__DATA EXCERPTS__:
○ ○ ○
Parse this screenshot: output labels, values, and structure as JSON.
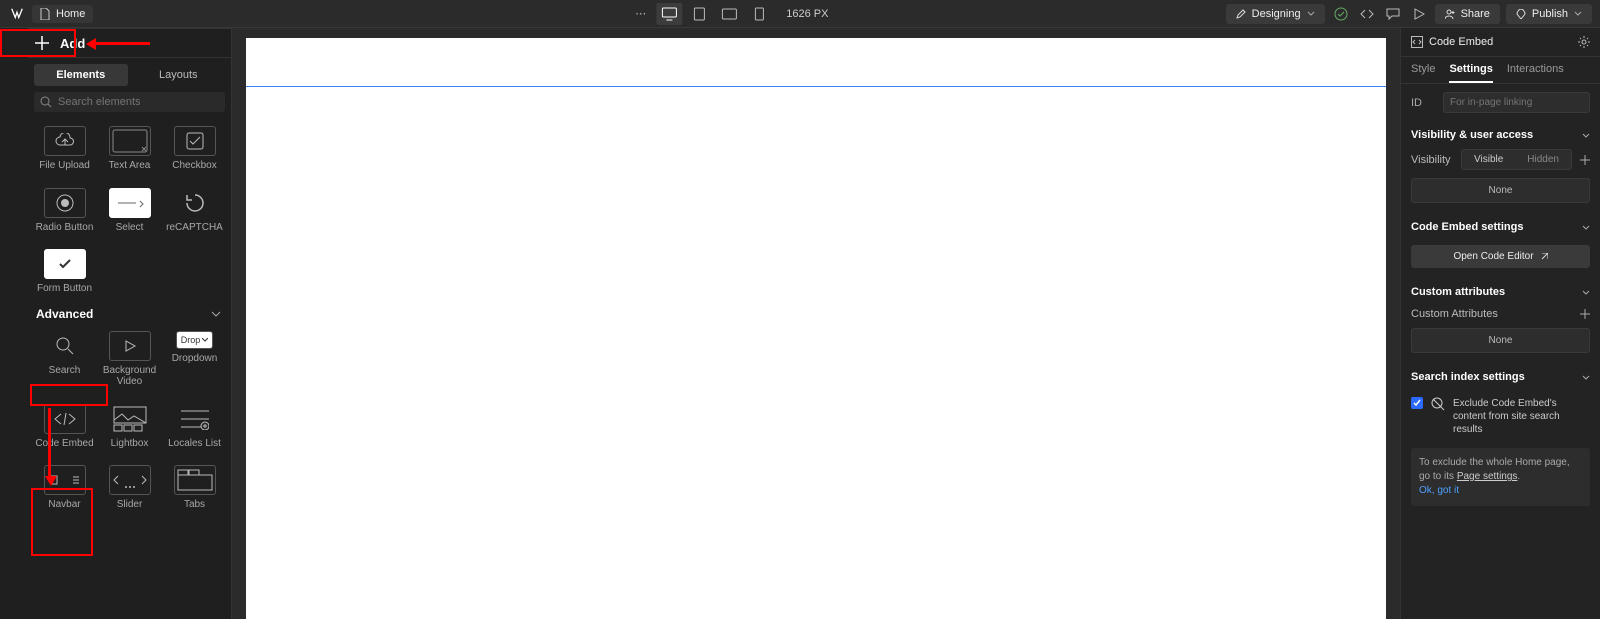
{
  "topbar": {
    "page_name": "Home",
    "zoom": "1626 PX",
    "mode": "Designing",
    "share": "Share",
    "publish": "Publish"
  },
  "add_panel": {
    "title": "Add",
    "tabs": {
      "elements": "Elements",
      "layouts": "Layouts"
    },
    "search_placeholder": "Search elements",
    "forms_items": [
      {
        "name": "File Upload"
      },
      {
        "name": "Text Area"
      },
      {
        "name": "Checkbox"
      },
      {
        "name": "Radio Button"
      },
      {
        "name": "Select"
      },
      {
        "name": "reCAPTCHA"
      },
      {
        "name": "Form Button"
      }
    ],
    "advanced_header": "Advanced",
    "advanced_items_row1": [
      {
        "name": "Search"
      },
      {
        "name": "Background Video"
      },
      {
        "name": "Dropdown",
        "pill": "Drop"
      }
    ],
    "advanced_items_row2": [
      {
        "name": "Code Embed"
      },
      {
        "name": "Lightbox"
      },
      {
        "name": "Locales List"
      }
    ],
    "advanced_items_row3": [
      {
        "name": "Navbar"
      },
      {
        "name": "Slider"
      },
      {
        "name": "Tabs"
      }
    ]
  },
  "inspector": {
    "title": "Code Embed",
    "tabs": {
      "style": "Style",
      "settings": "Settings",
      "interactions": "Interactions"
    },
    "id_label": "ID",
    "id_placeholder": "For in-page linking",
    "visibility_section": "Visibility & user access",
    "visibility_label": "Visibility",
    "visible": "Visible",
    "hidden": "Hidden",
    "none": "None",
    "code_embed_section": "Code Embed settings",
    "open_editor": "Open Code Editor",
    "custom_attr_section": "Custom attributes",
    "custom_attr_label": "Custom Attributes",
    "search_index_section": "Search index settings",
    "exclude_label": "Exclude Code Embed's content from site search results",
    "help_text_pre": "To exclude the whole Home page, go to its ",
    "help_link_text": "Page settings",
    "help_text_post": ".",
    "ok_got_it": "Ok, got it"
  }
}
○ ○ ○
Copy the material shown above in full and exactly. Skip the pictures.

__TASK RESPONSE__:
Parse this screenshot: output labels, values, and structure as JSON.
{
  "topbar": {
    "page_name": "Home",
    "zoom": "1626 PX",
    "mode": "Designing",
    "share": "Share",
    "publish": "Publish"
  },
  "add_panel": {
    "title": "Add",
    "tabs": {
      "elements": "Elements",
      "layouts": "Layouts"
    },
    "search_placeholder": "Search elements",
    "forms_items": [
      {
        "name": "File Upload"
      },
      {
        "name": "Text Area"
      },
      {
        "name": "Checkbox"
      },
      {
        "name": "Radio Button"
      },
      {
        "name": "Select"
      },
      {
        "name": "reCAPTCHA"
      },
      {
        "name": "Form Button"
      }
    ],
    "advanced_header": "Advanced",
    "advanced_items_row1": [
      {
        "name": "Search"
      },
      {
        "name": "Background Video"
      },
      {
        "name": "Dropdown",
        "pill": "Drop"
      }
    ],
    "advanced_items_row2": [
      {
        "name": "Code Embed"
      },
      {
        "name": "Lightbox"
      },
      {
        "name": "Locales List"
      }
    ],
    "advanced_items_row3": [
      {
        "name": "Navbar"
      },
      {
        "name": "Slider"
      },
      {
        "name": "Tabs"
      }
    ]
  },
  "inspector": {
    "title": "Code Embed",
    "tabs": {
      "style": "Style",
      "settings": "Settings",
      "interactions": "Interactions"
    },
    "id_label": "ID",
    "id_placeholder": "For in-page linking",
    "visibility_section": "Visibility & user access",
    "visibility_label": "Visibility",
    "visible": "Visible",
    "hidden": "Hidden",
    "none": "None",
    "code_embed_section": "Code Embed settings",
    "open_editor": "Open Code Editor",
    "custom_attr_section": "Custom attributes",
    "custom_attr_label": "Custom Attributes",
    "search_index_section": "Search index settings",
    "exclude_label": "Exclude Code Embed's content from site search results",
    "help_text_pre": "To exclude the whole Home page, go to its ",
    "help_link_text": "Page settings",
    "help_text_post": ".",
    "ok_got_it": "Ok, got it"
  }
}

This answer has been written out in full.